I loved the Marina Terrace, which occupies the whole aft end of Deck 3. When the ship is at anchor somewhere suitably yachtie. The back opens up to create a stylish sunbathing area at water level, with a platform from which to launch the water toys. A covered space, protected from the sun but open to sea breezes, serves as a bar with snacks.
Service with a smile
While Evrima looks like a luxury ship and feels like one, too, the vibe is slightly different. Prothero says that some 50,000 employees across the Marriott group applied for 250 positions on board. So the company was able to pick the very best. Around half come from hotels and half from luxury cruise lines. Even in the very early days, when I was on board, there was an air of excitement and confidence in the service.
Ritz-Carlton Yacht’s have not gone down the butler route, but instead assigns a personal assistant to each guest who acts like a concierge, making restaurant reservations and arranging shore excursions. There’s an art concierge, too. Although you won’t find tacky art auctions here. Instead, much of the onboard art collection is for sale. The shop, too, is different, embracing the current trend on cruise ships for vintage and pre-loved. And we’re not talking flea market tat. When I boarded, a Hermès Birkin bag had just gone for a jaw-dropping US$34,000.
Itineraries are designed to appeal to a younger market; guests who are still working and can’t take weeks off for a long cruise. Most are just seven to 10 nights, designed around the chic spots favoured by the superyacht set. Each itinerary aims to have two days at anchor so guests can use the marina platform.
Will Evrima revolutionise luxury cruising? It’s certainly helping to dispel some of the stuffy myths around the market. But there’s hot competition. Scenic Eclipse II is new on the scene, while Emerald Sakara, along with the very well-received Emerald Azzurra, caters for the next price point down. Four Seasons will be entering the fray in 2025 and Orient Express’ Silenseas takes to the oceans in 2026. One thing’s for sure: all these ships will open the eyes of cruising sceptics to luxury life afloat.
Tips for sailing on Evrima
There are a few aspects of Evrima that are different from conventional luxury cruising. This is very much a ship for those in search of peace, quiet and space. There’s little nightlife. For example, just jazz in the Living Room and dancing on deck when there’s a lively enough crowd. There’s no casino or theatre and mercifully, no cruise director.
You will be travelling with families, which may seem out of place on a luxury yacht. There’s a small kids’ club but the assumption is that Evrima will attract well-travelled families with kids who will spend time with their parents rather than simply be parked for the day.
Plan your time around the days at anchor if you want to try the water toys, which is all part of the experience.

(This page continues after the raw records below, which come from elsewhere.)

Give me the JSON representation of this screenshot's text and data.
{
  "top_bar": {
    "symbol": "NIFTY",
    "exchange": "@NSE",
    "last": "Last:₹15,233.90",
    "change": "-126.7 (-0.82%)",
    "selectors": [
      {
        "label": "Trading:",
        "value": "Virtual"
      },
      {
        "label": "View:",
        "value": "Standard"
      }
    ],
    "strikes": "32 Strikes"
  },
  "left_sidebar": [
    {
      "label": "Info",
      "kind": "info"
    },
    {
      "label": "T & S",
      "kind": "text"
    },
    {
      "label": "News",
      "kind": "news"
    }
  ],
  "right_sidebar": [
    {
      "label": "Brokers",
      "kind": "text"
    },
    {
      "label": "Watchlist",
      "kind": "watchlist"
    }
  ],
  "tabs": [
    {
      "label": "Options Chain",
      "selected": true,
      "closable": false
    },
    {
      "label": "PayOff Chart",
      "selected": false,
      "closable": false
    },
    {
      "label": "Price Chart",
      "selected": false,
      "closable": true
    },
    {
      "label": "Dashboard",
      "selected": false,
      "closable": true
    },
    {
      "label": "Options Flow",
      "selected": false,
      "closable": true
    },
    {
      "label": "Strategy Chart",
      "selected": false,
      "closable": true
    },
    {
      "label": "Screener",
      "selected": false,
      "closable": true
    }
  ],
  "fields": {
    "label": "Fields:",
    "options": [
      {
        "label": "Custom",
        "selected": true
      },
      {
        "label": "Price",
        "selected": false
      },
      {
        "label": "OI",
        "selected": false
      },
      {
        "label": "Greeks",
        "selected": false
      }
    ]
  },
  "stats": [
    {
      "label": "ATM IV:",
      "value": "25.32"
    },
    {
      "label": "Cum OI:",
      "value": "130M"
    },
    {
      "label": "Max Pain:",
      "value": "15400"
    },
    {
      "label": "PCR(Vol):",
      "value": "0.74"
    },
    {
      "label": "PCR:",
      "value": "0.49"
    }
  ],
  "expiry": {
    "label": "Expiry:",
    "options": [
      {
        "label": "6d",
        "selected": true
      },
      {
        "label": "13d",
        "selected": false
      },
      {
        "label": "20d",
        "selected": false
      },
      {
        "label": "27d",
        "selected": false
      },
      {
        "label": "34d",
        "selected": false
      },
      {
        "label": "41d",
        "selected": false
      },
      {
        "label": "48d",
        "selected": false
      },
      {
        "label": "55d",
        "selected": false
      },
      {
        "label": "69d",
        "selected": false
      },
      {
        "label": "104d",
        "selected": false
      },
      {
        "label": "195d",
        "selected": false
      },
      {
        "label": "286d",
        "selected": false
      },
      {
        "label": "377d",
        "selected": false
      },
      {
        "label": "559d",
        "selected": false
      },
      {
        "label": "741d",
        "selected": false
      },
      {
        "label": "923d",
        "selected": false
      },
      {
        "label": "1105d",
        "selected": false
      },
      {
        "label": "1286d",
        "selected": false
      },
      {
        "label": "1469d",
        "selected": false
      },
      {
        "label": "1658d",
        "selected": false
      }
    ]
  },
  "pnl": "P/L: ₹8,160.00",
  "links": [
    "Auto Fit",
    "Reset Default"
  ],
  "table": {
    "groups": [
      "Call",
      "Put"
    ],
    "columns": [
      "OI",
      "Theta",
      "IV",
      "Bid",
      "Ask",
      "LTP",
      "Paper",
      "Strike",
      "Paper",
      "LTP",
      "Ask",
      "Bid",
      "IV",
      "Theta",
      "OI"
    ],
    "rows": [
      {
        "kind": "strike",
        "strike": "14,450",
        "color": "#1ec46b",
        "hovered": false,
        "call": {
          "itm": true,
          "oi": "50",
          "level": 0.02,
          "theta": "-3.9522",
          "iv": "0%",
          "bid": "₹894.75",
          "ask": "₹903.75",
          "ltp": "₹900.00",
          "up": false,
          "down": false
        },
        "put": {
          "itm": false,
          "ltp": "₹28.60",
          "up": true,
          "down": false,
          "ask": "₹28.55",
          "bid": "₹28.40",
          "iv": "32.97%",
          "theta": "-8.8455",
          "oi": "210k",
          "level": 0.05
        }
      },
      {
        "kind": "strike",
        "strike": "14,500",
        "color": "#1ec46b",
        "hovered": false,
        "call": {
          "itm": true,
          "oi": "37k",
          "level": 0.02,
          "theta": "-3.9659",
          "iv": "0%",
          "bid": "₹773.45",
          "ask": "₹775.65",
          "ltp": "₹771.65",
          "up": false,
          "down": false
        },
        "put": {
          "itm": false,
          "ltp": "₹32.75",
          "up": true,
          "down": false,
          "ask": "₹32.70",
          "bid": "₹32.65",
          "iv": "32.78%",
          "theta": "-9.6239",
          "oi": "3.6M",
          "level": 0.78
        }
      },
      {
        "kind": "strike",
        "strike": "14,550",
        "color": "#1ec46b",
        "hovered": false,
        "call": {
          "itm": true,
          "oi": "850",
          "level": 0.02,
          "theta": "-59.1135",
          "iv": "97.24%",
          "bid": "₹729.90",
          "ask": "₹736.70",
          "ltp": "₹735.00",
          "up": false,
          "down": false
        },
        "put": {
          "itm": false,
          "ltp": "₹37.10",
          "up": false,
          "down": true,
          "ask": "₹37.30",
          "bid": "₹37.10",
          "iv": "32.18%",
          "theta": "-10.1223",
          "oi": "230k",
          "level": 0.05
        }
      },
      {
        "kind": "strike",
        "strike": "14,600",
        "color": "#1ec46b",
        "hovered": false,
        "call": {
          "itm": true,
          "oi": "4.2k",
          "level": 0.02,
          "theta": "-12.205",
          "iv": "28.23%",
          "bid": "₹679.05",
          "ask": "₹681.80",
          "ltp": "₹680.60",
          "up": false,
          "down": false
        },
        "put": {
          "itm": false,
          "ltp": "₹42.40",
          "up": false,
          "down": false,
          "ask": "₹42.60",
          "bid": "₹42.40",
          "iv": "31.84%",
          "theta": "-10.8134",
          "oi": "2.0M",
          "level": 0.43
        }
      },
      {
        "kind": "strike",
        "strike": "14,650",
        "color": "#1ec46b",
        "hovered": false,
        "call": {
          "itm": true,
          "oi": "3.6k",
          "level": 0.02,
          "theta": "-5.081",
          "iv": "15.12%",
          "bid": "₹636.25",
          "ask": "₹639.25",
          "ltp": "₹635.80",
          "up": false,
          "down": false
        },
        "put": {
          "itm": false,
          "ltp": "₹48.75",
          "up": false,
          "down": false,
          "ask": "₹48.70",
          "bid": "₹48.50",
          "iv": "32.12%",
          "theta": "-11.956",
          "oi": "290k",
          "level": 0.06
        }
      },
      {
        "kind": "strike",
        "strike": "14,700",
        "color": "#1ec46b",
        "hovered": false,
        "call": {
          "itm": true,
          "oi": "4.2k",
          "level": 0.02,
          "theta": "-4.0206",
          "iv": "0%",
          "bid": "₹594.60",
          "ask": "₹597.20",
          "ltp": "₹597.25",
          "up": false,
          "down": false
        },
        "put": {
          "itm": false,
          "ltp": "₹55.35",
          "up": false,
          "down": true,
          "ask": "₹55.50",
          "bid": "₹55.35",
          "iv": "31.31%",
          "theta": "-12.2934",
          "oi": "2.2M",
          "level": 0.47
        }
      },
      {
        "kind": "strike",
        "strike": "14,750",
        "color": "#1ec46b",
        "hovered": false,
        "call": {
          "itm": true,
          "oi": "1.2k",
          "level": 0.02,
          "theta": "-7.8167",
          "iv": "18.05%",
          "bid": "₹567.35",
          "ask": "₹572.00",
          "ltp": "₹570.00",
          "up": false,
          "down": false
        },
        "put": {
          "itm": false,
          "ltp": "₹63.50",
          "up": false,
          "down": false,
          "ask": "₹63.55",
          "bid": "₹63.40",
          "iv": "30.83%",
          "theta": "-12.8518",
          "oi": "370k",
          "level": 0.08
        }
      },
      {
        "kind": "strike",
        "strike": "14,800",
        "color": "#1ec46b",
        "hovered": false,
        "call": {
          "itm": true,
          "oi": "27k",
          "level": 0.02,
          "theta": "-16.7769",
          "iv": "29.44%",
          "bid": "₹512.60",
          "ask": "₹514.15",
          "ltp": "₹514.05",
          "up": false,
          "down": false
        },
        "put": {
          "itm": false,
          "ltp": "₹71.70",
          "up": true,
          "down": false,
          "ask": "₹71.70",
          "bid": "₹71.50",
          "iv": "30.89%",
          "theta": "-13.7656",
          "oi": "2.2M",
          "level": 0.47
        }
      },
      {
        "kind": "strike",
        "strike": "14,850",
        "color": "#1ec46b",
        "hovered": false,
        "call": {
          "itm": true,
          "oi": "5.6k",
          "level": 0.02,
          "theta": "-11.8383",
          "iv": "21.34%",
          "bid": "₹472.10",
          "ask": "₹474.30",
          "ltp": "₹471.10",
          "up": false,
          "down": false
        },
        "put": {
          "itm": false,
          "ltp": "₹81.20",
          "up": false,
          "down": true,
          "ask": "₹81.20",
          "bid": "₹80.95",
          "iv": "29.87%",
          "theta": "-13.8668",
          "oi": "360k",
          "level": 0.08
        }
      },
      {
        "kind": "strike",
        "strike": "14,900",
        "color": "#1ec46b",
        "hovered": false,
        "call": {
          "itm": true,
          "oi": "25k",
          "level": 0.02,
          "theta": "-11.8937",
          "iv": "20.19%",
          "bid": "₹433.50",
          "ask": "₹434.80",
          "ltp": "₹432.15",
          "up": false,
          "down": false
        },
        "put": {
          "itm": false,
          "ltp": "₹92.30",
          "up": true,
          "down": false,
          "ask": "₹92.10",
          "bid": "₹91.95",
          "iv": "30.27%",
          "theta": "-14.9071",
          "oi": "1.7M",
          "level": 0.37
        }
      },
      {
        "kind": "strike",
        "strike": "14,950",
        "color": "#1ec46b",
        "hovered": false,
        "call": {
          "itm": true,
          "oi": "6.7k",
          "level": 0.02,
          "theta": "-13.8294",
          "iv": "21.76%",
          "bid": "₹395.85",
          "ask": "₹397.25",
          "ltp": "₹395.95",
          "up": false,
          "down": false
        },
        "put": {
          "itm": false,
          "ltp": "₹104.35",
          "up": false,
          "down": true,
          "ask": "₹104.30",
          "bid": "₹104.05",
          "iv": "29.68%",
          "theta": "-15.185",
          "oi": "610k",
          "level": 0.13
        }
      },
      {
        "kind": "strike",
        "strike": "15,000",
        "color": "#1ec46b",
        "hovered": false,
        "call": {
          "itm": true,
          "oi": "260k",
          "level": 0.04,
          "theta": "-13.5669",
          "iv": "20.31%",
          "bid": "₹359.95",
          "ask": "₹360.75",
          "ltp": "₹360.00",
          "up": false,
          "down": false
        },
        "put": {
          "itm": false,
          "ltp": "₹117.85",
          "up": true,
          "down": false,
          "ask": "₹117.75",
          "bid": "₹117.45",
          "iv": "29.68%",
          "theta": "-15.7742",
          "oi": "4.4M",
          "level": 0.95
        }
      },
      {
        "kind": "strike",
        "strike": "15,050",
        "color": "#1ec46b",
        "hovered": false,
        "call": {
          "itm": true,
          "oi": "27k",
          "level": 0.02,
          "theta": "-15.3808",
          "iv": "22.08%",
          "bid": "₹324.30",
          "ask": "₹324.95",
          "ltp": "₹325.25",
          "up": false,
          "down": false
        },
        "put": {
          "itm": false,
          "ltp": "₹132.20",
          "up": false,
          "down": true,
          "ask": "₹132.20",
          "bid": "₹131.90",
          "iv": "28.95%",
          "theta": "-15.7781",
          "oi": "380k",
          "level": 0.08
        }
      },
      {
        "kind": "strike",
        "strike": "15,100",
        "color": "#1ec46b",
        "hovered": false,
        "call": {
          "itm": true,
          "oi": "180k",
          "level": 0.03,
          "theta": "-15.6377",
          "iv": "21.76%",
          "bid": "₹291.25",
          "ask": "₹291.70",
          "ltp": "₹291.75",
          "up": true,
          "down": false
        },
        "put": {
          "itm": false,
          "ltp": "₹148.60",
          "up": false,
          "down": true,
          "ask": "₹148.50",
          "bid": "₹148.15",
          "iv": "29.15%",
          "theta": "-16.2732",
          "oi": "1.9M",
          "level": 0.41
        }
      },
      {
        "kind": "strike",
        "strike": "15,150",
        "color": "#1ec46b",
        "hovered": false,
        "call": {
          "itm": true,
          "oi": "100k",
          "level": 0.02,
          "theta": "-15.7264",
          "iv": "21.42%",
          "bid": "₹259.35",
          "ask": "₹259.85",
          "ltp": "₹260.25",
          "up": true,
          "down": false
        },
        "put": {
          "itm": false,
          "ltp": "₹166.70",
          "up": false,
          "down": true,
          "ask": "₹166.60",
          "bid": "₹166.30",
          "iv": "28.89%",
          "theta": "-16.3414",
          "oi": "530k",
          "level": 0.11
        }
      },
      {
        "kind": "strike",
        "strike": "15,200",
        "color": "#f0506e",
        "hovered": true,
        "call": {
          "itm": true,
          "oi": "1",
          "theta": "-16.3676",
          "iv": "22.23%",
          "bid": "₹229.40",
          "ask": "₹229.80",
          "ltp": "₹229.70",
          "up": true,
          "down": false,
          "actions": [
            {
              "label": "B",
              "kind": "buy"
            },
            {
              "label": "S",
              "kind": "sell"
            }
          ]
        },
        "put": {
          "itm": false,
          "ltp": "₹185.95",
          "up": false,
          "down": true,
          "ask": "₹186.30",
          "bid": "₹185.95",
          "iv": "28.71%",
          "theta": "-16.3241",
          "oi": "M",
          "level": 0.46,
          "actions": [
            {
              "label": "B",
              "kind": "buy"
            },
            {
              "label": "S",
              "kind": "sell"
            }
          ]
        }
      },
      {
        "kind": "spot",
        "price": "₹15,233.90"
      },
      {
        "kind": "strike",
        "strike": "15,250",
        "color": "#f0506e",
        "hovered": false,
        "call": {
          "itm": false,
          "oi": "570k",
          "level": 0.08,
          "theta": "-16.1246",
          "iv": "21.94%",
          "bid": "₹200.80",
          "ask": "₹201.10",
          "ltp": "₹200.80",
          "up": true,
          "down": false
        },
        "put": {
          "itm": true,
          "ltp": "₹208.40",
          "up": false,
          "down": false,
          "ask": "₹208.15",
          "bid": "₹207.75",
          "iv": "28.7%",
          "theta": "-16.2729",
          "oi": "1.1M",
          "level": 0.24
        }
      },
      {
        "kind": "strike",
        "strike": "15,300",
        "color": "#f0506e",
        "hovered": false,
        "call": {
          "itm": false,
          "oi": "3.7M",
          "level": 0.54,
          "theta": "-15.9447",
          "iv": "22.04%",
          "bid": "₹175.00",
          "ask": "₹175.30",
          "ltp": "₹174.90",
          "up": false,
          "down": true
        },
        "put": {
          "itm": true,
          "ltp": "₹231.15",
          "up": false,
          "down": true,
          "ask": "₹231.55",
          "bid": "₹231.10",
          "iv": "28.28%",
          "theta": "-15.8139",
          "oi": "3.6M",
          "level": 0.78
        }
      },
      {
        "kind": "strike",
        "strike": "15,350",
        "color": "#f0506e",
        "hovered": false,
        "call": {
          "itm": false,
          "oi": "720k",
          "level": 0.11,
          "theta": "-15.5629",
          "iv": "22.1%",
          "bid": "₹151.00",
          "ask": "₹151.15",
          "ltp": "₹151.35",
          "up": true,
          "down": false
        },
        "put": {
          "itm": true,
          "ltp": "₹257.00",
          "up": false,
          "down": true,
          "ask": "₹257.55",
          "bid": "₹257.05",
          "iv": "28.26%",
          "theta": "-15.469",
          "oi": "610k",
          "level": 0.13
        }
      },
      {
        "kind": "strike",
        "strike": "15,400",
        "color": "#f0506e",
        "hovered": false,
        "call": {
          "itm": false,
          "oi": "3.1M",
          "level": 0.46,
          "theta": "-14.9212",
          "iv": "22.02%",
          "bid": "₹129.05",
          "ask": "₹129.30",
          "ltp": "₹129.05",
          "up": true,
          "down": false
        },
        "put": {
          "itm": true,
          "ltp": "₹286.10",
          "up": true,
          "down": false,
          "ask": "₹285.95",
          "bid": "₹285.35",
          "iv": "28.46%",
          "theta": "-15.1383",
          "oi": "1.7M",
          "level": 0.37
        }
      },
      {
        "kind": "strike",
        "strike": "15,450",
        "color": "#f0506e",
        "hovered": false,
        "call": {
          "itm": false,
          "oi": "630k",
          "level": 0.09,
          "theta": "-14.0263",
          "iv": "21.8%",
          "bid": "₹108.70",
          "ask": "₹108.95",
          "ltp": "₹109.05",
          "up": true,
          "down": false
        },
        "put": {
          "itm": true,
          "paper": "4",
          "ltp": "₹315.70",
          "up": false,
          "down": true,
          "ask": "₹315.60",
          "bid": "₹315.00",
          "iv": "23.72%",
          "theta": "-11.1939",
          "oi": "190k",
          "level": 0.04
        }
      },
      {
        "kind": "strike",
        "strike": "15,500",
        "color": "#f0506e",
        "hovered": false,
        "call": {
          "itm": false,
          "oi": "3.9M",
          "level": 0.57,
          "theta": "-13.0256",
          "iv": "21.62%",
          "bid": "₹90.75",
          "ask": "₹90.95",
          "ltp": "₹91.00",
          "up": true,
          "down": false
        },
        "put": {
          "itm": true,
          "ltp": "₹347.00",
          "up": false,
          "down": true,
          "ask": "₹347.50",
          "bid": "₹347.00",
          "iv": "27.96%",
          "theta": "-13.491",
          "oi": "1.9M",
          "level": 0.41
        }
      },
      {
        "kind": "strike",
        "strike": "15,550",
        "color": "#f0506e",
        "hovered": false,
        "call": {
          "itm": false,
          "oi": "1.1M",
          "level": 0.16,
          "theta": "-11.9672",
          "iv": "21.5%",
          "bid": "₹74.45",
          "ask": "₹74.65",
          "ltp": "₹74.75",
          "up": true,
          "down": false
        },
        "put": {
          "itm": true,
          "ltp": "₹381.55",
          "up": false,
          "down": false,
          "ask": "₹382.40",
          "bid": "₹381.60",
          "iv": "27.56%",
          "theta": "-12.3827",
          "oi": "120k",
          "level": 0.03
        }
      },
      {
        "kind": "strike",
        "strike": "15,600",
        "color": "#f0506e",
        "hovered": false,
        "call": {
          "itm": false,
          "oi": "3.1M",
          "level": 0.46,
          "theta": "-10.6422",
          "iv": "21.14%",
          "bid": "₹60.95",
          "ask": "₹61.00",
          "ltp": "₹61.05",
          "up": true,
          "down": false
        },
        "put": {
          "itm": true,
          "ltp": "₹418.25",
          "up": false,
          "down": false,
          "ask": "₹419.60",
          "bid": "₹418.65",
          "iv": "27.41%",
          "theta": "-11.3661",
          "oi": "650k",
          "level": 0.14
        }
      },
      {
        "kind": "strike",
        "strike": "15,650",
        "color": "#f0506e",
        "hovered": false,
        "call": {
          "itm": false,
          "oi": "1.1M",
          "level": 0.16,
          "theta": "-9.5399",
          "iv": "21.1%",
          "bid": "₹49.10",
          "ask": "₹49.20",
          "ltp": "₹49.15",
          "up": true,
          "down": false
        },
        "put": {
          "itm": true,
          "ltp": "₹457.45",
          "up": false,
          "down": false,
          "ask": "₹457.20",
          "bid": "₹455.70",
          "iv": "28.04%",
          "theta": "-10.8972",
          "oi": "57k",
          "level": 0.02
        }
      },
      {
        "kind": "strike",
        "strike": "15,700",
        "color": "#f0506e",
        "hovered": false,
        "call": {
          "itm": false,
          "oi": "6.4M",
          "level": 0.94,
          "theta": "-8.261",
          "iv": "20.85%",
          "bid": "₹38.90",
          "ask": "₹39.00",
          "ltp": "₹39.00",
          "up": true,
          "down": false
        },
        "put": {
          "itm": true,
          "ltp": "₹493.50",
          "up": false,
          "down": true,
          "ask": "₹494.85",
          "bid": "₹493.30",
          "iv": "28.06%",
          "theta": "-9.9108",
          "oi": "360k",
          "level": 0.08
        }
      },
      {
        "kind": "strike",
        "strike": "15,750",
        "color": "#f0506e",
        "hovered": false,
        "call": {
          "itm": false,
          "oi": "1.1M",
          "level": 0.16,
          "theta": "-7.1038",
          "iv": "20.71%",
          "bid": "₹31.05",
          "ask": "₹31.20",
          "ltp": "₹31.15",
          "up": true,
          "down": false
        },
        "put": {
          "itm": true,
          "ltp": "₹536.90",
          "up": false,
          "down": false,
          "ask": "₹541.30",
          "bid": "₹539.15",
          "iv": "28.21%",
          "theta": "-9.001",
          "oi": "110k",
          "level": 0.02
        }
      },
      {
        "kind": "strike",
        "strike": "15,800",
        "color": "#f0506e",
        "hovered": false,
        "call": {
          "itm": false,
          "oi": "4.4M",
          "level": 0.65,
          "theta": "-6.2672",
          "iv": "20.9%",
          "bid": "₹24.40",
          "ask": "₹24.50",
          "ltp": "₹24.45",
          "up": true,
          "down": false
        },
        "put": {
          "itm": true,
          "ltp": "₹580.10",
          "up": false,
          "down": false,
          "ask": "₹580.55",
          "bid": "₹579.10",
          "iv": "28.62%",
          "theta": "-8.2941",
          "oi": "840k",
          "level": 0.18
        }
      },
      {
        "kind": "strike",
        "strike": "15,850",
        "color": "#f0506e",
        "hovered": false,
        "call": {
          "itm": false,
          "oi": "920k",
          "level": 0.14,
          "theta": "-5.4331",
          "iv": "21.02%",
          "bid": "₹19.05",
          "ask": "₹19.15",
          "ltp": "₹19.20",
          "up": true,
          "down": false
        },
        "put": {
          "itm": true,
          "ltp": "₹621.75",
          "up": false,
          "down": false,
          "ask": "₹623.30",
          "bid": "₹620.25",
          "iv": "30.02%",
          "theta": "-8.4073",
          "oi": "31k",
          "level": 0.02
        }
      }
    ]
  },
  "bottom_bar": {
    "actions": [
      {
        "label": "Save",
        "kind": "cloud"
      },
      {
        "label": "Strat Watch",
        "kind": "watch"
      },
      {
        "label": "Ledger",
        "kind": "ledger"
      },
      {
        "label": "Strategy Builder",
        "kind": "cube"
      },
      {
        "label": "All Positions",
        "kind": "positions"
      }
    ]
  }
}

Asian fusion-loving Australians will love the somewhat minimalist Talaat Nam, which focuses on Asian cuisine with a contemporary twist and beautiful presentation. You can eat indoors or outside, or at the sushi bar. A series of delicious sharing plates just keeps coming; when I ate here, the sushi, the tender chicken satay, the Thai mango salad, beef rendang and noodles were all perfection. As with all the other restaurants, wines are included.
A refreshing and exciting new choice for anybody with money to spend and reservations about traditional cruising.
Elegant, spacious ship with great dining choices and a superyacht vibe.
Not one for night owls – and unexpected features cost extra, like the kids’ club, at US$45 for three hours, and fast WiFi, at $28 per day. The entry-level pricing is more than that of Silversea or Seabourn, too.